◆ What you will do ◆
Nothing in the data may be altered, so output all of it exactly.

◆ Extracted material ◆
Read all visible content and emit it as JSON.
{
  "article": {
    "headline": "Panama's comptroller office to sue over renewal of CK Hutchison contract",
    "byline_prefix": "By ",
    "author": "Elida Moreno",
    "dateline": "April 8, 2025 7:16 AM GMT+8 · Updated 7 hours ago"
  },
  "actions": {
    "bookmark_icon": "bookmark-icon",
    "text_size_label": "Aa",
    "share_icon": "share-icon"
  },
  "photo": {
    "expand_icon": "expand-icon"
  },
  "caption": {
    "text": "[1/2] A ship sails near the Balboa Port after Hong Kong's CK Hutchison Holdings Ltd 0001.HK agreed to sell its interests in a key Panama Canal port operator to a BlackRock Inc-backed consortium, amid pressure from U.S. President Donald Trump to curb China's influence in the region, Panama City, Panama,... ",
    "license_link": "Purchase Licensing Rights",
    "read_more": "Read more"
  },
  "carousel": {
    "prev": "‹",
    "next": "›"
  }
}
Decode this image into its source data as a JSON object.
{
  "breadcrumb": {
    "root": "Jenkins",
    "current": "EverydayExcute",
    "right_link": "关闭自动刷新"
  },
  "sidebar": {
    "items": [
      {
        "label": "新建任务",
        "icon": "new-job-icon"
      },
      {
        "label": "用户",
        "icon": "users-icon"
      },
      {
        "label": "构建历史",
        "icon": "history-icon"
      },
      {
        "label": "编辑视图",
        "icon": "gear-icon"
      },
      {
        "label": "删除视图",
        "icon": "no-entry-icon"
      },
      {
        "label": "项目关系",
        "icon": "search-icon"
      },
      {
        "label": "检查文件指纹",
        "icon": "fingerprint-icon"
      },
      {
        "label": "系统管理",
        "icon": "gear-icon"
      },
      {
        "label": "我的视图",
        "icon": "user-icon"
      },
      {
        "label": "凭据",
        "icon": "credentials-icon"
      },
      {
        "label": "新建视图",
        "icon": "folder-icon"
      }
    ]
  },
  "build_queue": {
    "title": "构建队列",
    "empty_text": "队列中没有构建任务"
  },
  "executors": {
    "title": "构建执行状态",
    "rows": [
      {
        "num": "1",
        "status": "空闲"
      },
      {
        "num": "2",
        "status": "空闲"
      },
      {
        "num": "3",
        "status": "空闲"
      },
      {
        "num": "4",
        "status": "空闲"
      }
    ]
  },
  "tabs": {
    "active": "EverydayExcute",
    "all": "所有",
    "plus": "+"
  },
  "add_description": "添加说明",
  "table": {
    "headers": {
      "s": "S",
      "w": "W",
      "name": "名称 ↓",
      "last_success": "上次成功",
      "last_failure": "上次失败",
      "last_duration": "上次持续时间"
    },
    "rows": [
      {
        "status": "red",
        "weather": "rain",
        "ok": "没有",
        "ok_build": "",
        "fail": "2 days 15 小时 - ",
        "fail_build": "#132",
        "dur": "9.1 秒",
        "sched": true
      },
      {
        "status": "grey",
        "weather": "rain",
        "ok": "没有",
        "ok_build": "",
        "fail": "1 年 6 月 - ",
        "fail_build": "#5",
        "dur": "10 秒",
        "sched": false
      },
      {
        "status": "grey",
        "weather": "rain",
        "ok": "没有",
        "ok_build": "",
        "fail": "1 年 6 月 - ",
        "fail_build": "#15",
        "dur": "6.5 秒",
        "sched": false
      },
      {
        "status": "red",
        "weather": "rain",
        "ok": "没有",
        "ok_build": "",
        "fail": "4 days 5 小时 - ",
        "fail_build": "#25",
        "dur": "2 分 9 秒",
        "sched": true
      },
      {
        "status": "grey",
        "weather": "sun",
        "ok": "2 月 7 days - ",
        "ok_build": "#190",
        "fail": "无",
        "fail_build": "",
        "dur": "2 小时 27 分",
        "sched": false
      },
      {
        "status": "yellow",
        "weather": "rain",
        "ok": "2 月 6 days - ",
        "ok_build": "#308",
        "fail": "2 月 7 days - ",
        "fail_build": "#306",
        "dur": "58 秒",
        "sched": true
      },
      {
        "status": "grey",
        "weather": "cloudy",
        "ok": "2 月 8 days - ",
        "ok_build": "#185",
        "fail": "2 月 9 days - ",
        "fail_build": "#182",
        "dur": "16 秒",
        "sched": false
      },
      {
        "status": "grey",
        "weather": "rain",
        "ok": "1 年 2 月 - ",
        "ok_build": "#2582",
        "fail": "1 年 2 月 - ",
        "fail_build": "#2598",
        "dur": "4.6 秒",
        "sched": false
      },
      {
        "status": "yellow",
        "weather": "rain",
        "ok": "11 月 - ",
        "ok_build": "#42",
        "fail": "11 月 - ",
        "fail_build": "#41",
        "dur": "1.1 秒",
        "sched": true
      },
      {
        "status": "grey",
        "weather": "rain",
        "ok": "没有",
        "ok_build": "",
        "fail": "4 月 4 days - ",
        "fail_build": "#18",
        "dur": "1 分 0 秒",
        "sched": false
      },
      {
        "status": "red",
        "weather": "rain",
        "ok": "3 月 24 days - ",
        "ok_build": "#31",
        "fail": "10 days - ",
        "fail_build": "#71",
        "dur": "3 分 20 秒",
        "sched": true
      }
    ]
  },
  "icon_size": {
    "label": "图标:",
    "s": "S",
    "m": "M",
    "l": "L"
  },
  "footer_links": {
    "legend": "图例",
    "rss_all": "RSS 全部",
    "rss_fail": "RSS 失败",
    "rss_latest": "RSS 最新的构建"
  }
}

◆ Expected answer ◆
Read all visible content and emit it as JSON.
{
  "article": {
    "headline": "Panama's comptroller office to sue over renewal of CK Hutchison contract",
    "byline_prefix": "By ",
    "author": "Elida Moreno",
    "dateline": "April 8, 2025 7:16 AM GMT+8 · Updated 7 hours ago"
  },
  "actions": {
    "bookmark_icon": "bookmark-icon",
    "text_size_label": "Aa",
    "share_icon": "share-icon"
  },
  "photo": {
    "expand_icon": "expand-icon"
  },
  "caption": {
    "text": "[1/2] A ship sails near the Balboa Port after Hong Kong's CK Hutchison Holdings Ltd 0001.HK agreed to sell its interests in a key Panama Canal port operator to a BlackRock Inc-backed consortium, amid pressure from U.S. President Donald Trump to curb China's influence in the region, Panama City, Panama,... ",
    "license_link": "Purchase Licensing Rights",
    "read_more": "Read more"
  },
  "carousel": {
    "prev": "‹",
    "next": "›"
  }
}
Decode this image into its source data as a JSON object.
{
  "breadcrumb": {
    "root": "Jenkins",
    "current": "EverydayExcute",
    "right_link": "关闭自动刷新"
  },
  "sidebar": {
    "items": [
      {
        "label": "新建任务",
        "icon": "new-job-icon"
      },
      {
        "label": "用户",
        "icon": "users-icon"
      },
      {
        "label": "构建历史",
        "icon": "history-icon"
      },
      {
        "label": "编辑视图",
        "icon": "gear-icon"
      },
      {
        "label": "删除视图",
        "icon": "no-entry-icon"
      },
      {
        "label": "项目关系",
        "icon": "search-icon"
      },
      {
        "label": "检查文件指纹",
        "icon": "fingerprint-icon"
      },
      {
        "label": "系统管理",
        "icon": "gear-icon"
      },
      {
        "label": "我的视图",
        "icon": "user-icon"
      },
      {
        "label": "凭据",
        "icon": "credentials-icon"
      },
      {
        "label": "新建视图",
        "icon": "folder-icon"
      }
    ]
  },
  "build_queue": {
    "title": "构建队列",
    "empty_text": "队列中没有构建任务"
  },
  "executors": {
    "title": "构建执行状态",
    "rows": [
      {
        "num": "1",
        "status": "空闲"
      },
      {
        "num": "2",
        "status": "空闲"
      },
      {
        "num": "3",
        "status": "空闲"
      },
      {
        "num": "4",
        "status": "空闲"
      }
    ]
  },
  "tabs": {
    "active": "EverydayExcute",
    "all": "所有",
    "plus": "+"
  },
  "add_description": "添加说明",
  "table": {
    "headers": {
      "s": "S",
      "w": "W",
      "name": "名称 ↓",
      "last_success": "上次成功",
      "last_failure": "上次失败",
      "last_duration": "上次持续时间"
    },
    "rows": [
      {
        "status": "red",
        "weather": "rain",
        "ok": "没有",
        "ok_build": "",
        "fail": "2 days 15 小时 - ",
        "fail_build": "#132",
        "dur": "9.1 秒",
        "sched": true
      },
      {
        "status": "grey",
        "weather": "rain",
        "ok": "没有",
        "ok_build": "",
        "fail": "1 年 6 月 - ",
        "fail_build": "#5",
        "dur": "10 秒",
        "sched": false
      },
      {
        "status": "grey",
        "weather": "rain",
        "ok": "没有",
        "ok_build": "",
        "fail": "1 年 6 月 - ",
        "fail_build": "#15",
        "dur": "6.5 秒",
        "sched": false
      },
      {
        "status": "red",
        "weather": "rain",
        "ok": "没有",
        "ok_build": "",
        "fail": "4 days 5 小时 - ",
        "fail_build": "#25",
        "dur": "2 分 9 秒",
        "sched": true
      },
      {
        "status": "grey",
        "weather": "sun",
        "ok": "2 月 7 days - ",
        "ok_build": "#190",
        "fail": "无",
        "fail_build": "",
        "dur": "2 小时 27 分",
        "sched": false
      },
      {
        "status": "yellow",
        "weather": "rain",
        "ok": "2 月 6 days - ",
        "ok_build": "#308",
        "fail": "2 月 7 days - ",
        "fail_build": "#306",
        "dur": "58 秒",
        "sched": true
      },
      {
        "status": "grey",
        "weather": "cloudy",
        "ok": "2 月 8 days - ",
        "ok_build": "#185",
        "fail": "2 月 9 days - ",
        "fail_build": "#182",
        "dur": "16 秒",
        "sched": false
      },
      {
        "status": "grey",
        "weather": "rain",
        "ok": "1 年 2 月 - ",
        "ok_build": "#2582",
        "fail": "1 年 2 月 - ",
        "fail_build": "#2598",
        "dur": "4.6 秒",
        "sched": false
      },
      {
        "status": "yellow",
        "weather": "rain",
        "ok": "11 月 - ",
        "ok_build": "#42",
        "fail": "11 月 - ",
        "fail_build": "#41",
        "dur": "1.1 秒",
        "sched": true
      },
      {
        "status": "grey",
        "weather": "rain",
        "ok": "没有",
        "ok_build": "",
        "fail": "4 月 4 days - ",
        "fail_build": "#18",
        "dur": "1 分 0 秒",
        "sched": false
      },
      {
        "status": "red",
        "weather": "rain",
        "ok": "3 月 24 days - ",
        "ok_build": "#31",
        "fail": "10 days - ",
        "fail_build": "#71",
        "dur": "3 分 20 秒",
        "sched": true
      }
    ]
  },
  "icon_size": {
    "label": "图标:",
    "s": "S",
    "m": "M",
    "l": "L"
  },
  "footer_links": {
    "legend": "图例",
    "rss_all": "RSS 全部",
    "rss_fail": "RSS 失败",
    "rss_latest": "RSS 最新的构建"
  }
}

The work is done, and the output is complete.